Net neutrality has been a hot topic in the internet world, but many people have no idea why it’s important. The linked article gives the best definition that I’ve seen. Essentially, without net neutrality, your ISP and other network providers can play god in regards to the content you receive. They can block certain sites or give preferential treatment to sites. They can demand that a content provider (e.g., Google) pay them in order to not have their content receive degraded performance. This is not hypothetical—I remember reading about how the CEO of a major network provider wanted to charge companies like Google for the traffic coming over its system, even though the network provider’s subscribers were already paying for that access. He saw it as a source of additional income and was upset that Google didn’t have to pay to use the company’s network.
This goes against everything the internet stands for, of course, so the FCC instituted a regulation enforcing net neutrality. The FCC, however, doesn’t have the authority to make that kind of regulation, and the courts recently struck it down. Congress could make a law enforcing net neutrality, but somewhere along the line this topic became a partisan political issue.

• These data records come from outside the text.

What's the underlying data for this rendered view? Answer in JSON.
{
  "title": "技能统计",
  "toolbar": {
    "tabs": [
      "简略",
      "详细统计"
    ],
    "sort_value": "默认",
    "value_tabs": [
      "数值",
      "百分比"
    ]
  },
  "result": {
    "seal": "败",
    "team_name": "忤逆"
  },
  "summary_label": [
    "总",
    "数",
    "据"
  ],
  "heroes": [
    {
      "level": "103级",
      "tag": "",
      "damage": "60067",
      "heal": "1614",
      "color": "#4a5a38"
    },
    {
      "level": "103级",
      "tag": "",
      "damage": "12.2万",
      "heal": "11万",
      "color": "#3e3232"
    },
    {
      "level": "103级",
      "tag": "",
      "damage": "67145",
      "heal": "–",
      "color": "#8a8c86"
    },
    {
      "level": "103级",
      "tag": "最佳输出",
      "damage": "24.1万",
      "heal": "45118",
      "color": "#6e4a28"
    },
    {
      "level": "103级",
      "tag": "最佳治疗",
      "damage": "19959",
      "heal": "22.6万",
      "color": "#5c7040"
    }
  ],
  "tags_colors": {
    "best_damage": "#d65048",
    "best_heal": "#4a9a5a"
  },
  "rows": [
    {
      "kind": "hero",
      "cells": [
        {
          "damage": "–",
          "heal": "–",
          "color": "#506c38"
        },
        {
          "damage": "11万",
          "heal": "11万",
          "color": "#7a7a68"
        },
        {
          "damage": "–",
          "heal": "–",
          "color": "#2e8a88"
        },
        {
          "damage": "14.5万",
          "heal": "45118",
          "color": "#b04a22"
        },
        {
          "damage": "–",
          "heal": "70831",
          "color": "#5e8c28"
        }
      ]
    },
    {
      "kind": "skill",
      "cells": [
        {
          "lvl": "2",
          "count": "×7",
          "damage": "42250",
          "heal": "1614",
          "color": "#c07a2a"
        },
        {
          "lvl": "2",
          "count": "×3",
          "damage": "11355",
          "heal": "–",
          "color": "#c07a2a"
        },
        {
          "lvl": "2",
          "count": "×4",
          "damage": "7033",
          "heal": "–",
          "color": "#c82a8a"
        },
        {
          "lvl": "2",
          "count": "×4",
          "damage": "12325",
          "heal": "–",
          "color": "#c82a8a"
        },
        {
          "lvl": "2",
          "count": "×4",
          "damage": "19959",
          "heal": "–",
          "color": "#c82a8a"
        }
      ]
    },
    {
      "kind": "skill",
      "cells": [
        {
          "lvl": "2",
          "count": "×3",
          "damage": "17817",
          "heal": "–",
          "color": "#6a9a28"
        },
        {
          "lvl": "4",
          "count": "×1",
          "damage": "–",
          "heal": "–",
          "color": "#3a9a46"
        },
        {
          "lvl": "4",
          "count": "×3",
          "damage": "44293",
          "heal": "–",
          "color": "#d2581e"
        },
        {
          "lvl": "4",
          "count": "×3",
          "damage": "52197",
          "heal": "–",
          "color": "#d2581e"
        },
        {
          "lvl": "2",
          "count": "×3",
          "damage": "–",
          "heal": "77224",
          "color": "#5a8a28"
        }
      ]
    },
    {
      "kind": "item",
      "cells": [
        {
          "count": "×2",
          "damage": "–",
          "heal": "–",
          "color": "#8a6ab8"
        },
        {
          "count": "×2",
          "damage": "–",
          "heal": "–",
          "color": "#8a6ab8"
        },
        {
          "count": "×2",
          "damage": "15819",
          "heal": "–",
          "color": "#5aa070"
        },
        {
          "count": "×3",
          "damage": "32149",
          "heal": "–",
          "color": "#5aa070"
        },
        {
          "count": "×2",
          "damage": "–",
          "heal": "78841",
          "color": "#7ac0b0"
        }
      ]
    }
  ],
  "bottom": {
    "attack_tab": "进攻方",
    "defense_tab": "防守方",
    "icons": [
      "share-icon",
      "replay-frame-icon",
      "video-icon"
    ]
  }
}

Not sure why that’s the case, but the end result is that congress is unlikely to pass any legislation in the foreseeable future.
Only time will tell what the major ISPs and network providers do with their new freedom, but I think it’s going to be ugly.
How concerned are you about your privacy in regards to companies you do business with? The first linked article describes (in length) how corporations are using data collection and analytics to learn private details about their customers, with a particular emphasis on Target identifying which of its customers are pregnant and sending targeted coupons to those women. The second article highlights one of the more interesting situations that Target encountered, where a father found out that his 16-year old daughter was pregnant only after she received baby-related coupons from the company.
I personally have no problem with companies collecting my data and using it to send me useful coupons or to market stuff they think I want to buy. King Soopers, my grocery store, sends me targeted coupons all the time—and it saves me a good deal of money. But there are a lot of people out there who find this type of thing spooky and a bit frightening. It’s all perfectly legal, but that glimpse into the world of big data analytics is unsettling to many. The third linked article lists additional areas where some institution knows more about you than you may want them to know.